Exercise material
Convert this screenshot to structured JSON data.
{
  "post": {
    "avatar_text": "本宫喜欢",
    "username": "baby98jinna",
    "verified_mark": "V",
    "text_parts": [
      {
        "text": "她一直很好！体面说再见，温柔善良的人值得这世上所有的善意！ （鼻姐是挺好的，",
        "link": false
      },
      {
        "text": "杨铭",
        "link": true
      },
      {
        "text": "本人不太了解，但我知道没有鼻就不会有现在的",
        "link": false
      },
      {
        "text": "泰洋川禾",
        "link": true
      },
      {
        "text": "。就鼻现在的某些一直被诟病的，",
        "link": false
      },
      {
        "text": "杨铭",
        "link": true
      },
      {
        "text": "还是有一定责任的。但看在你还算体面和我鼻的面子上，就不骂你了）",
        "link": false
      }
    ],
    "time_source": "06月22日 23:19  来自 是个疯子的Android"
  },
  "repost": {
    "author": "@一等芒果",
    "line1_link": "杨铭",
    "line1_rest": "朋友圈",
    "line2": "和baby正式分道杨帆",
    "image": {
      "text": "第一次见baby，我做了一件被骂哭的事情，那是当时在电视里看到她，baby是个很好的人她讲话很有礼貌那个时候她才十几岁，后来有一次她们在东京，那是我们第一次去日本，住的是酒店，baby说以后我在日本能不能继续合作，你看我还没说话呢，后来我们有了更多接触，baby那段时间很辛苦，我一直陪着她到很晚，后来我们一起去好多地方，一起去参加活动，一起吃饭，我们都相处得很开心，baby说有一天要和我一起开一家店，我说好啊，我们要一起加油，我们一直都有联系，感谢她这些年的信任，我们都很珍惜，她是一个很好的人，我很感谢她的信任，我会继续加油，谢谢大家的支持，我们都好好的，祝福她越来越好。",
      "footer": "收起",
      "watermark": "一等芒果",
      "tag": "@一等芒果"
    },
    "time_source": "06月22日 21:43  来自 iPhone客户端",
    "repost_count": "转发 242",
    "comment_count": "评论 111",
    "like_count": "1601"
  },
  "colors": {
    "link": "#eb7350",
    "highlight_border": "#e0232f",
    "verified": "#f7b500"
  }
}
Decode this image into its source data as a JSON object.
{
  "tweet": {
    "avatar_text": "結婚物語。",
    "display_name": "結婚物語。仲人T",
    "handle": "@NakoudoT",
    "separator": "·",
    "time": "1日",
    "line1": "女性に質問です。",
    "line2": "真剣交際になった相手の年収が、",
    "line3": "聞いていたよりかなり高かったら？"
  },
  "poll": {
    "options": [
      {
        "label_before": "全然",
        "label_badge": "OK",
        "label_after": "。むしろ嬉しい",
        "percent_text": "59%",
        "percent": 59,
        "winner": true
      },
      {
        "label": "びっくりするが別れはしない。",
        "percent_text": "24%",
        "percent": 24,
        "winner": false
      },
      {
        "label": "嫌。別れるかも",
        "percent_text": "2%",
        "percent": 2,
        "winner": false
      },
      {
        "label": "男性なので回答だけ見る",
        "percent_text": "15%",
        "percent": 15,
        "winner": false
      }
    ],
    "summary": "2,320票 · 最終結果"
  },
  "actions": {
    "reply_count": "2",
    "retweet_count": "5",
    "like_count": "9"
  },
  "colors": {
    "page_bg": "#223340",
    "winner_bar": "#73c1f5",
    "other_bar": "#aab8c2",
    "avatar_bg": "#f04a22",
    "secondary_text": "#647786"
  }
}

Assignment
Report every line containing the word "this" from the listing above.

Response area
Convert this screenshot to structured JSON data.
Decode this image into its source data as a JSON object.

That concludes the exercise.